Data records for software interfaces:
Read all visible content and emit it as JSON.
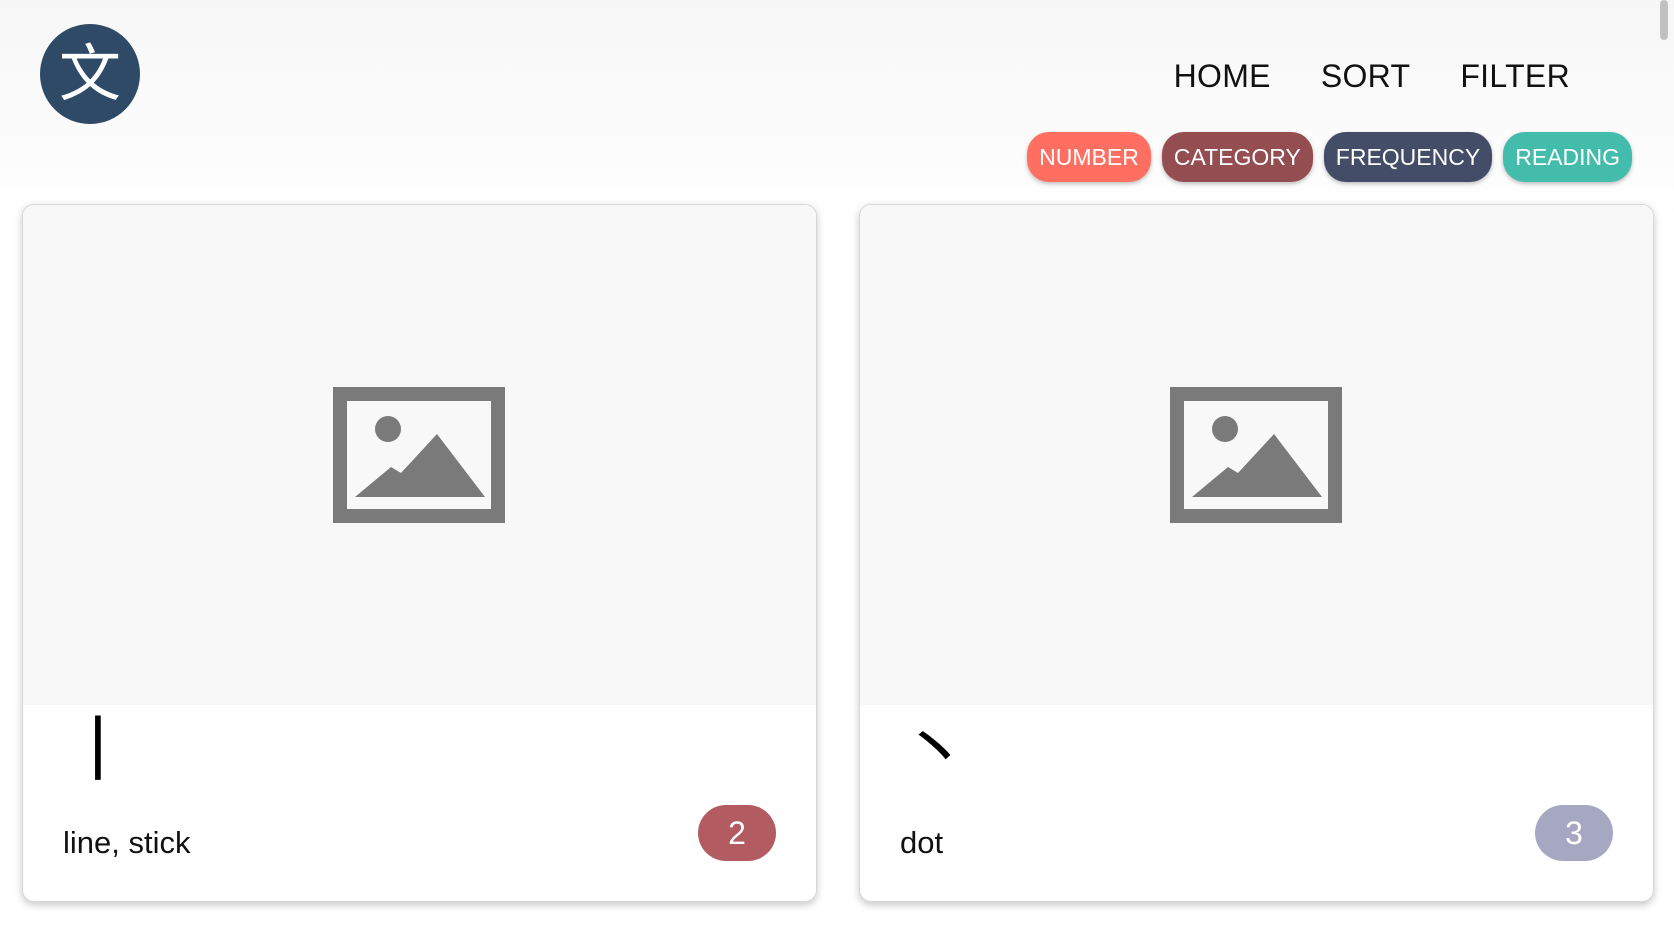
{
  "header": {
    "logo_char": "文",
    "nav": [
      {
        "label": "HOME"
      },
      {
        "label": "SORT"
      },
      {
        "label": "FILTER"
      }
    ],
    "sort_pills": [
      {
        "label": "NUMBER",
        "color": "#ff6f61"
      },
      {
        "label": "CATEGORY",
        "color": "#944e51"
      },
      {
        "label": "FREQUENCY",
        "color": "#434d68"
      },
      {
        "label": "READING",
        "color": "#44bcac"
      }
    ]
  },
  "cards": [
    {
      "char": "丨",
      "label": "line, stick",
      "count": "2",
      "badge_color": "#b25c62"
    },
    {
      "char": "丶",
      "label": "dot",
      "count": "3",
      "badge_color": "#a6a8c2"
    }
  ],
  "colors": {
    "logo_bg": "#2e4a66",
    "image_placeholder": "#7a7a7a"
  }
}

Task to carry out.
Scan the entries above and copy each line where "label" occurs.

Task answer.
        "label": "HOME"
        "label": "SORT"
        "label": "FILTER"
        "label": "NUMBER",
        "label": "CATEGORY",
        "label": "FREQUENCY",
        "label": "READING",
      "label": "line, stick",
      "label": "dot",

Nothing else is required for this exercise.